### Your assignment
Go through the data and count the lines holding the string "rating". Write only the number.

======== Provided records ========

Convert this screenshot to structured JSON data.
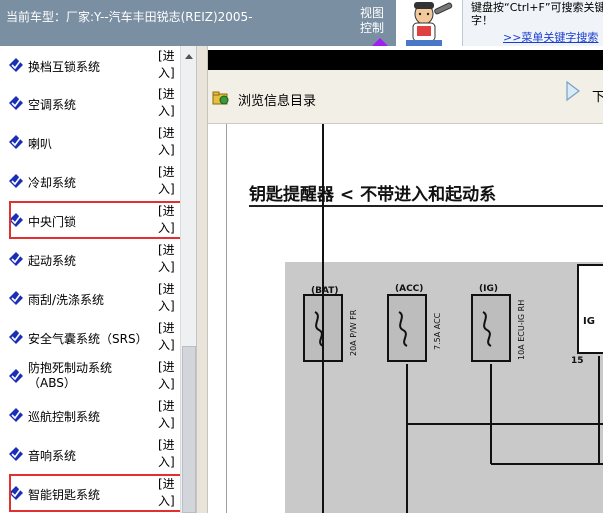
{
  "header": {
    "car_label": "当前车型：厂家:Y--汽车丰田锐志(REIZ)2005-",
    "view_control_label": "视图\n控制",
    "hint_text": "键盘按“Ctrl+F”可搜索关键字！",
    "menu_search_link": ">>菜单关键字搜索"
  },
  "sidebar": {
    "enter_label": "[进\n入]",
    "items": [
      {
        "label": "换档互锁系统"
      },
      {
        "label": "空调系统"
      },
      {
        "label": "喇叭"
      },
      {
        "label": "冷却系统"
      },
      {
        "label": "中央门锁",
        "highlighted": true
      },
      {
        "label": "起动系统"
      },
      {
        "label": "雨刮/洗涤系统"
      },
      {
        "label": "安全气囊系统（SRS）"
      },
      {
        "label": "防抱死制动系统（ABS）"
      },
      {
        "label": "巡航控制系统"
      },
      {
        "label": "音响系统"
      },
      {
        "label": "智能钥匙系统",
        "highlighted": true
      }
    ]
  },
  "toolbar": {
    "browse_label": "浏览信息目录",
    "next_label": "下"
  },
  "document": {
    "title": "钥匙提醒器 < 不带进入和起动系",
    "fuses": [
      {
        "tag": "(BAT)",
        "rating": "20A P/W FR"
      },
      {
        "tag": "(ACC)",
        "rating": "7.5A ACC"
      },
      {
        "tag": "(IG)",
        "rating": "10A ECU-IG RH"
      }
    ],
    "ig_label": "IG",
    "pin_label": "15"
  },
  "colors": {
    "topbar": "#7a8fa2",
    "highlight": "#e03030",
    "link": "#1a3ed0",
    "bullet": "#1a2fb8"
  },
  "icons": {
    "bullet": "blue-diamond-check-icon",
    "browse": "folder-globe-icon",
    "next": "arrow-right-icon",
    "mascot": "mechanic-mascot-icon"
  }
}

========
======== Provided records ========

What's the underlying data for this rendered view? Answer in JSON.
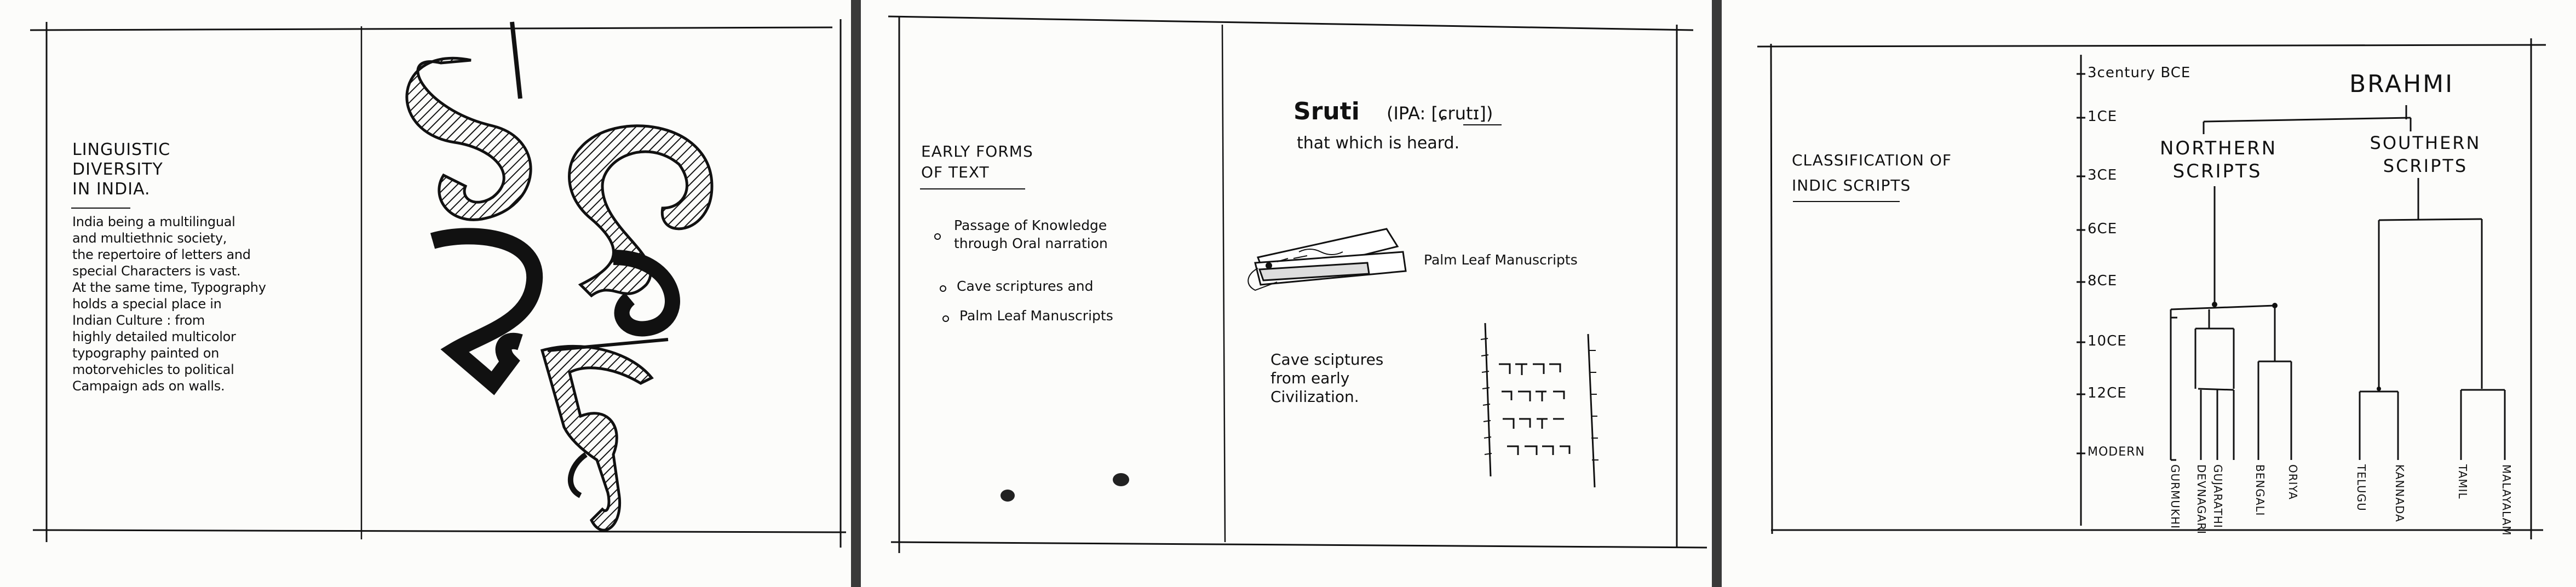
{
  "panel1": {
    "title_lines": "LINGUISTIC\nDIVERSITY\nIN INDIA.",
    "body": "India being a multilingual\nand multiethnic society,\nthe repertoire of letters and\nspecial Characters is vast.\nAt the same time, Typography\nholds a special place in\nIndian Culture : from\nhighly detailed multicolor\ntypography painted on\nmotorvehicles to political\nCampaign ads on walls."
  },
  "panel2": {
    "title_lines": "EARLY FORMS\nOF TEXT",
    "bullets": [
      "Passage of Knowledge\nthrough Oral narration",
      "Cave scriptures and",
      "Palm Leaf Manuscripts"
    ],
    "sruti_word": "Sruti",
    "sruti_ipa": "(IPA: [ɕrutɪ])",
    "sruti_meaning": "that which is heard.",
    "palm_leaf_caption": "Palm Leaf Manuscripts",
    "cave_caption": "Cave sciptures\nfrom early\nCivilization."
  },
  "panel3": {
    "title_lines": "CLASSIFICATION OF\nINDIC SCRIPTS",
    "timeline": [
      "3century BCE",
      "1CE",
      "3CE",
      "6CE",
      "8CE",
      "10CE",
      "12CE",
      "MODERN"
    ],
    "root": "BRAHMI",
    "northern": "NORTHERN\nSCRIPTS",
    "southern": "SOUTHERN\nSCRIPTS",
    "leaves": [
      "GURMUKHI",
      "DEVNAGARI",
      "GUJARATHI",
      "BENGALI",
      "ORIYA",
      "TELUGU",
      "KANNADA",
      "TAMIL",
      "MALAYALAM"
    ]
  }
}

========

### Exercise response
3